As far back as 2015, England’s national health organization Public Health England released published findings indicating that vaping is approximately 95 percent less harmful than smoking. In the United States, however, public health officials refuse to acknowledge that the UK study even exists. Instead, agencies like the U.S. Food and Drug Administration (FDA) insist on telling the general public that “more research is needed” before the agency can officially endorse vaping.
But the research is in. In a 2017 press release, the medical publication Lung Disease News announced the publishing of new research indicating entitled E-Cigarettes carry much less risk of lung cancer than cigarette smoke, study finds. The title alone makes clear that vaping is definitely not as deadly as smoking, but after delving deeper into the report’s text, the researchers clearly state that “most e-cigarettes had cancer potencies that were less than 1 percent of cigarette smoke.” They also state that average toxicities levels of most vapor products are “less than 1 percent of cigarette smoke.”
Myth #2: Vaping is a gateway to smoking.
Even the U.S. Centers for Disease Control and Prevention (CDC) publicly admits that national smoking rates across all demographics are at historic lows – even among teenagers. Yes, teen vaping is on the rise, but would public health officials rather teenagers experiment with smoking instead?
There are numerous research studies and surveys which independently verify that experimentation with e-cigarettes at a young age actually acts more like a roadblock to smoking than as a gateway. A recent example was published just last week on April 1 by scientists from Cardiff University in Great Britain.
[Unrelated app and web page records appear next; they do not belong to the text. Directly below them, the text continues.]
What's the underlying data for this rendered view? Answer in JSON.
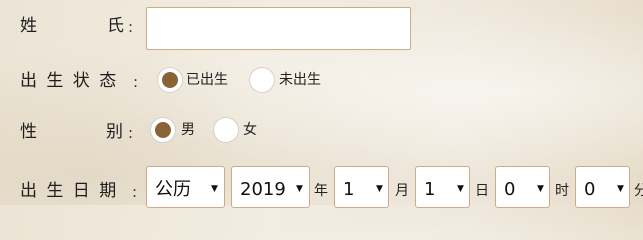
{
  "surname": {
    "label_first": "姓",
    "label_second": "氏",
    "colon": ":",
    "value": ""
  },
  "birth_status": {
    "label": "出 生 状 态",
    "colon": ":",
    "options": [
      {
        "label": "已出生",
        "checked": true
      },
      {
        "label": "未出生",
        "checked": false
      }
    ]
  },
  "gender": {
    "label_first": "性",
    "label_second": "别",
    "colon": ":",
    "options": [
      {
        "label": "男",
        "checked": true
      },
      {
        "label": "女",
        "checked": false
      }
    ]
  },
  "birth_date": {
    "label": "出 生 日 期",
    "colon": ":",
    "calendar": "公历",
    "year": "2019",
    "year_unit": "年",
    "month": "1",
    "month_unit": "月",
    "day": "1",
    "day_unit": "日",
    "hour": "0",
    "hour_unit": "时",
    "minute": "0",
    "minute_unit": "分",
    "caret": "▼"
  },
  "colors": {
    "accent": "#8b6236",
    "input_border": "#c9ad86"
  }
}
The study entitled Have e-cigarettes renormalised or displaced youth smoking is recently published the BMJ Tobacco Control Journal (BMJ).
Related Article: Yet another study shows vaping is NOT a gateway to smoking
Led by Dr Britt Hallingberg, the report’s findings indicate that teen smoking rates in the UK have plummeted by 73 percent since the rise in popularity of juuling and vaping in recent years. Furthermore, the number of teens who admit to having tried a combustible tobacco product at least once in their life and who also claimed that the experience was “okay” dropped sharply from 70 percent in 2011 to 27 percent in 2018.
Myth #3: Vaping causes cancer.
This is perhaps the most ludicrous falsehood of all. While both combustible cigarettes and vapor products contain nicotine, it’s not the nicotine that kills. And small amounts of nicotine is definitely not a carcinogenic. If that were true, no one could eat eggplants, tomatoes, or potatoes – which all contain nicotine.
When tobacco leaves are burned, the resulting smoke if laced with highly carcinogenic tar. The most significant difference between vapor products and conventional cigarettes is that the e-liquids used in vaping are 100 percent tobacco-free, and therefore, tar-free. Based on this single factual argument, it’s clear that e-cigs are significantly less cancer-causing than smoking.
As further scientific evidence, a 2017 study by researchers of the Roswell Park Comprehensive Cancer Center is Buffalo, New York, indicates that switching to vaping reduces carcinogenic levels by a whopping 64 percent within the first two weeks. The study entitled Exposure to Nicotine and Selected Toxicants in Cigarette Smokers Who Switched to Electronic Cigarettes: A Longitudinal Within-Subjects Observational Study is available in the medical journal Oxford Academic Nicotine and Tobacco Research.